───── Data to examine ─────
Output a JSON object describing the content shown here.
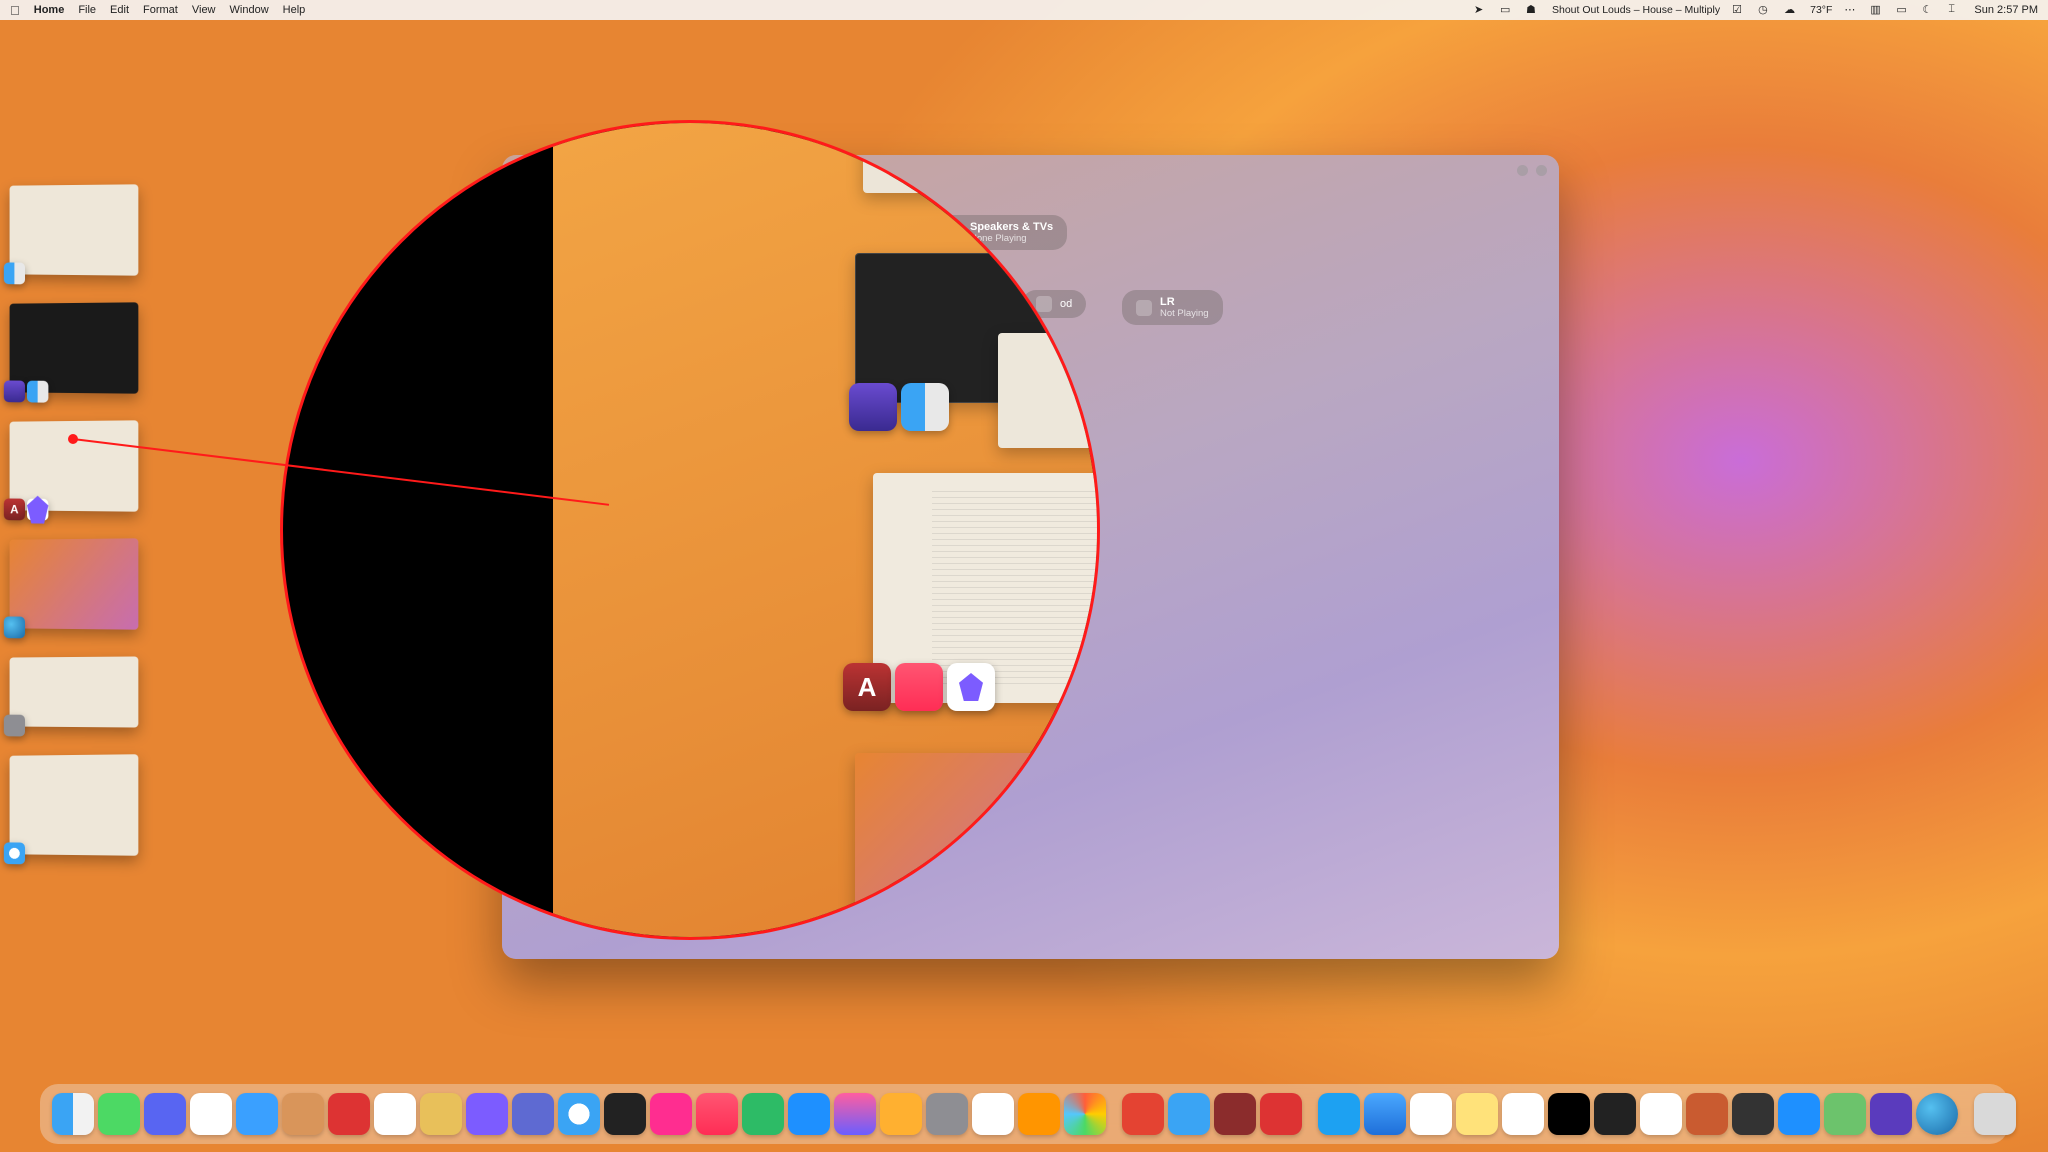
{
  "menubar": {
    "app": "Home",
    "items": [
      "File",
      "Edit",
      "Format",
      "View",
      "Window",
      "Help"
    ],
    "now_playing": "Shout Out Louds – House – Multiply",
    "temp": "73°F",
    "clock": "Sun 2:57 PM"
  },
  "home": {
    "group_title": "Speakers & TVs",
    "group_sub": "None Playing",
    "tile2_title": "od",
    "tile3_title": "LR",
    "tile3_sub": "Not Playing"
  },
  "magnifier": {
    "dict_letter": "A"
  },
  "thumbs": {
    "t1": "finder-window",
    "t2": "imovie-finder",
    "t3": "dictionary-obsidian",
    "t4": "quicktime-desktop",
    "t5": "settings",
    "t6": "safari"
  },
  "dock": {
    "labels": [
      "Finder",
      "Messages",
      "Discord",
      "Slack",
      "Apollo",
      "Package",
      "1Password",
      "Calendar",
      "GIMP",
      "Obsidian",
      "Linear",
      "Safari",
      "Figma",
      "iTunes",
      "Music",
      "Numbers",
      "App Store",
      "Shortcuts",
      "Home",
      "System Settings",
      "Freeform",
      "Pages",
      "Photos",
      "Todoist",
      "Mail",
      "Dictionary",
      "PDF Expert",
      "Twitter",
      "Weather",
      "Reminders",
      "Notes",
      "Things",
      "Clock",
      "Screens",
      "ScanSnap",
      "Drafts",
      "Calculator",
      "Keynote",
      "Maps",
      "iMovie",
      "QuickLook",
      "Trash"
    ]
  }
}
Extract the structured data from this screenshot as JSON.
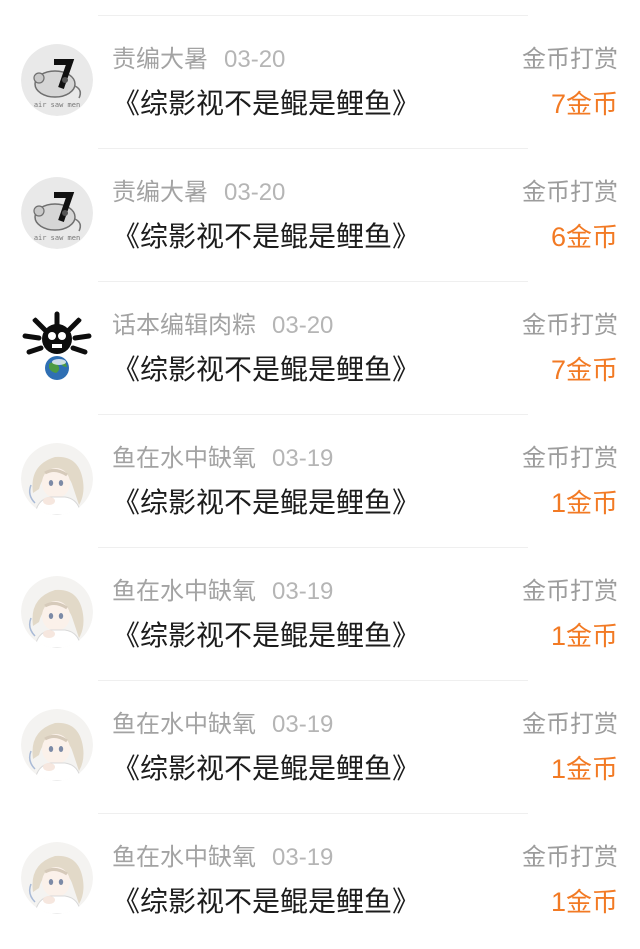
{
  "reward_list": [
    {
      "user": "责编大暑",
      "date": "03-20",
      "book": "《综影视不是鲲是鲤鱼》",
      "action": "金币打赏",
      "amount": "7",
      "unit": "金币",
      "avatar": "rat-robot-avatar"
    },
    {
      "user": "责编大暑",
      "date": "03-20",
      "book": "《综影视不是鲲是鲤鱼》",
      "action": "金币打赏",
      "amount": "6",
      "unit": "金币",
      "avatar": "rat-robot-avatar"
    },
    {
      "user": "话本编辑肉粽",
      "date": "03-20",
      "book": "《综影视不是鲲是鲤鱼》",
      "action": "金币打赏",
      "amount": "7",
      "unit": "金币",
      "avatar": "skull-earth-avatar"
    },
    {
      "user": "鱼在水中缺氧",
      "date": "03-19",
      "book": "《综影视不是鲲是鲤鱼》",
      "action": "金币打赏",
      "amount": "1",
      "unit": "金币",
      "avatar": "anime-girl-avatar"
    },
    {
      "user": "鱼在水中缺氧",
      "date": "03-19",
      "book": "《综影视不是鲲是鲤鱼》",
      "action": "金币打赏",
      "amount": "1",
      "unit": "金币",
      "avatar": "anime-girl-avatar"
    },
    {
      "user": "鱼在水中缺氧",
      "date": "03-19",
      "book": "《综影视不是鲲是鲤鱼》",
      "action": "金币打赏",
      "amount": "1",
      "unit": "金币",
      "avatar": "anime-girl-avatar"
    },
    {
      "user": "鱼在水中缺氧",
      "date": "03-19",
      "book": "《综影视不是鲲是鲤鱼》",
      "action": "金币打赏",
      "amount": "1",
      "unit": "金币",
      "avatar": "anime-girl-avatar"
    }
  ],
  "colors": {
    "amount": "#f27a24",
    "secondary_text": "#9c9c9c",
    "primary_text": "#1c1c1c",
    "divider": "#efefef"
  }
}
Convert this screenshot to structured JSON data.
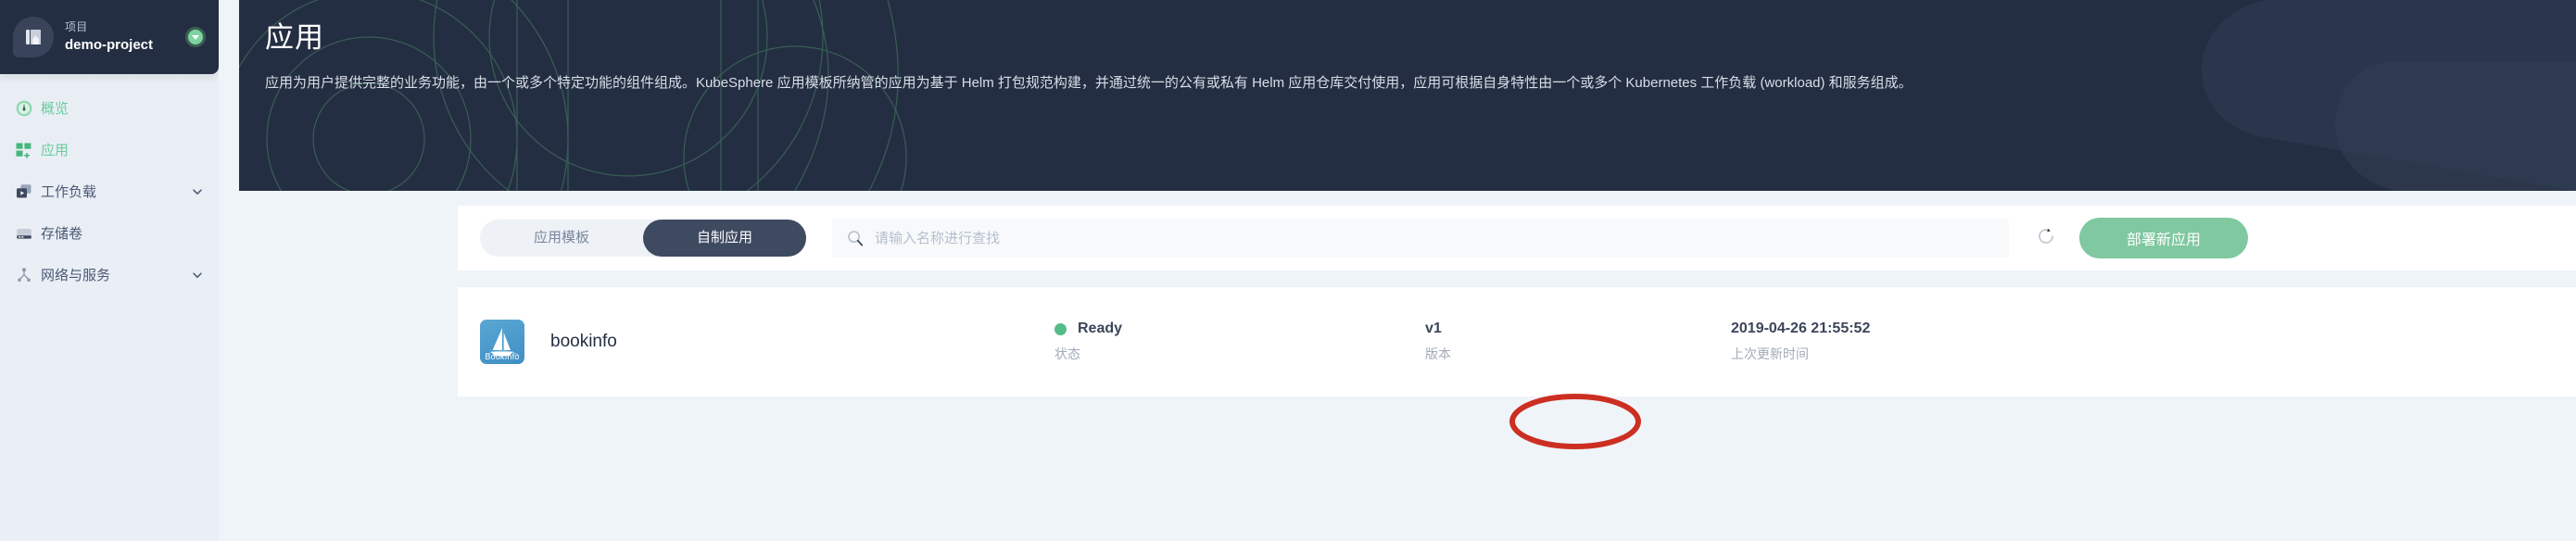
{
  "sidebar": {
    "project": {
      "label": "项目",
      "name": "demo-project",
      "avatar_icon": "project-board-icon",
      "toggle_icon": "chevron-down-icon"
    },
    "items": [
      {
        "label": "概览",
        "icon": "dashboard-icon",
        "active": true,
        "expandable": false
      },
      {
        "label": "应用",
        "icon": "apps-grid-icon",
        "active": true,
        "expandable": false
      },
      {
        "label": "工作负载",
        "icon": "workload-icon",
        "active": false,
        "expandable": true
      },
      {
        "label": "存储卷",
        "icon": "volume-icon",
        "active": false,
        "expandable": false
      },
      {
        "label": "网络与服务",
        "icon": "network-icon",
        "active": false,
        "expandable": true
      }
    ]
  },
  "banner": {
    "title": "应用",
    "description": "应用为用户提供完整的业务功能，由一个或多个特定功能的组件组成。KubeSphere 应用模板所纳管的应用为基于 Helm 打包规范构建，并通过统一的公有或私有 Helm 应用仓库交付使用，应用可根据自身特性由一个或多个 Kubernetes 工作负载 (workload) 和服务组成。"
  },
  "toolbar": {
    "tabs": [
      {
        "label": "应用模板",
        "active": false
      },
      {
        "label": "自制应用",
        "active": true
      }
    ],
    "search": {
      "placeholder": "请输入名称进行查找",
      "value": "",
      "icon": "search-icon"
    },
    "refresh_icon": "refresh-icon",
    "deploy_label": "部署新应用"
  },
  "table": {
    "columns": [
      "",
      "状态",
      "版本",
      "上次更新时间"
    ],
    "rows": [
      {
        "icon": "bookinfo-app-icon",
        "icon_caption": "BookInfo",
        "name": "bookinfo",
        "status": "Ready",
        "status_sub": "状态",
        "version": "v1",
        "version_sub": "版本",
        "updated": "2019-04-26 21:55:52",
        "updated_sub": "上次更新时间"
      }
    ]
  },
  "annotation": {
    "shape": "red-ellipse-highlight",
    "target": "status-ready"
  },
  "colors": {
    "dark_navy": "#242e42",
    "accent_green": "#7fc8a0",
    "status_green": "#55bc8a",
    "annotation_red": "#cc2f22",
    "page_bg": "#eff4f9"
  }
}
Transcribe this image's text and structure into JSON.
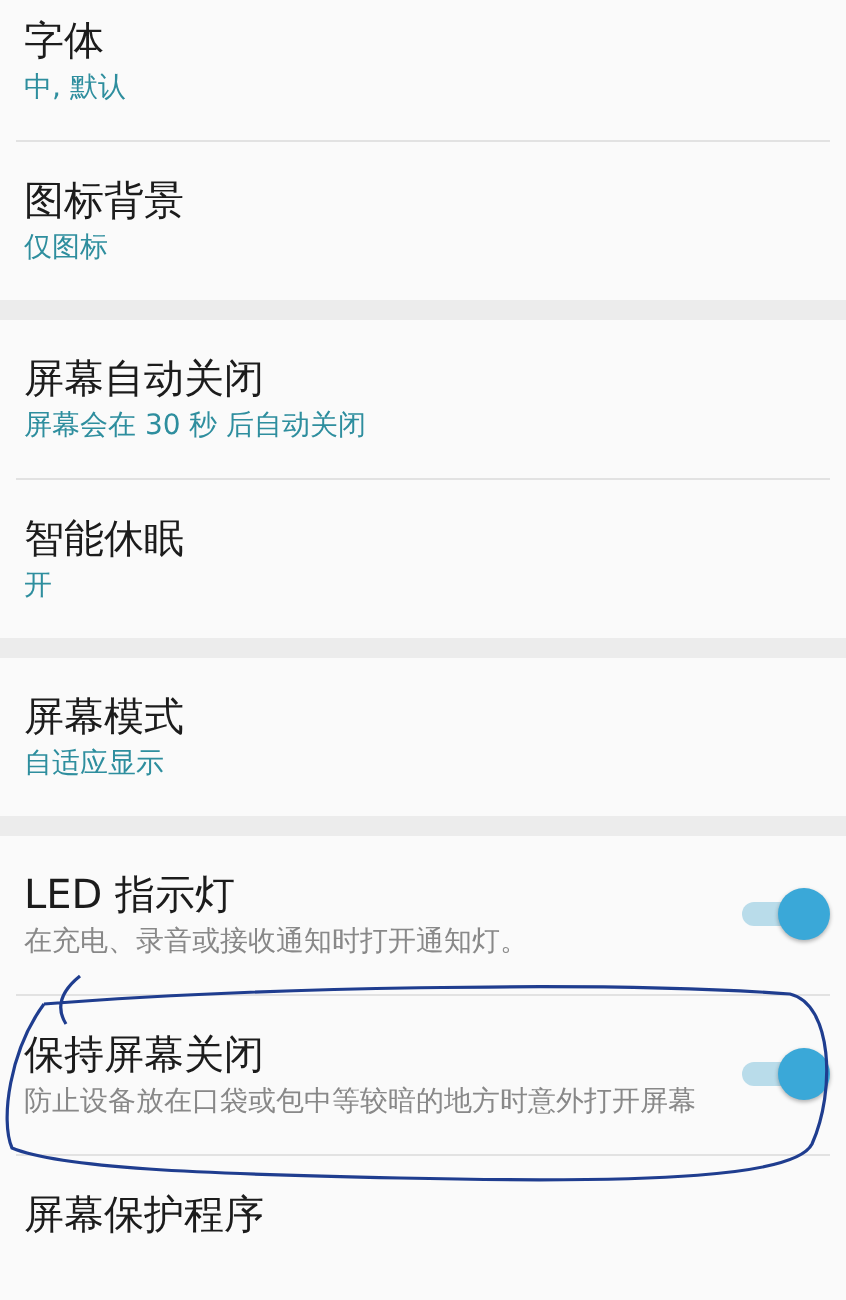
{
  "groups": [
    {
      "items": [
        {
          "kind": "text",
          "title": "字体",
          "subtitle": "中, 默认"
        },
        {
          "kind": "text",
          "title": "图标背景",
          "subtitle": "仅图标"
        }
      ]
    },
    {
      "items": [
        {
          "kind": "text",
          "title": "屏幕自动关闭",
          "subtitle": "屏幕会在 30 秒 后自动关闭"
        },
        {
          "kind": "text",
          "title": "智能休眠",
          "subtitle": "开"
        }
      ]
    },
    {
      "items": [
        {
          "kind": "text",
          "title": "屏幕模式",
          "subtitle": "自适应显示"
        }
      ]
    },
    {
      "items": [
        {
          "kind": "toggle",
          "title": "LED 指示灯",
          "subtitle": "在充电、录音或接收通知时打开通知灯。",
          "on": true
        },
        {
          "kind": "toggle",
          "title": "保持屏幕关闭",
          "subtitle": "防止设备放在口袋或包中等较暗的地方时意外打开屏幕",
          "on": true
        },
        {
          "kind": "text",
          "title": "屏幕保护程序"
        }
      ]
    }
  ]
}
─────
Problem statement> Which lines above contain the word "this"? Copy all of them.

Worked solution>
Extract the structured data from this screenshot as JSON.
Convert this screenshot to structured JSON data.
Transcribe this image's text and structure into JSON.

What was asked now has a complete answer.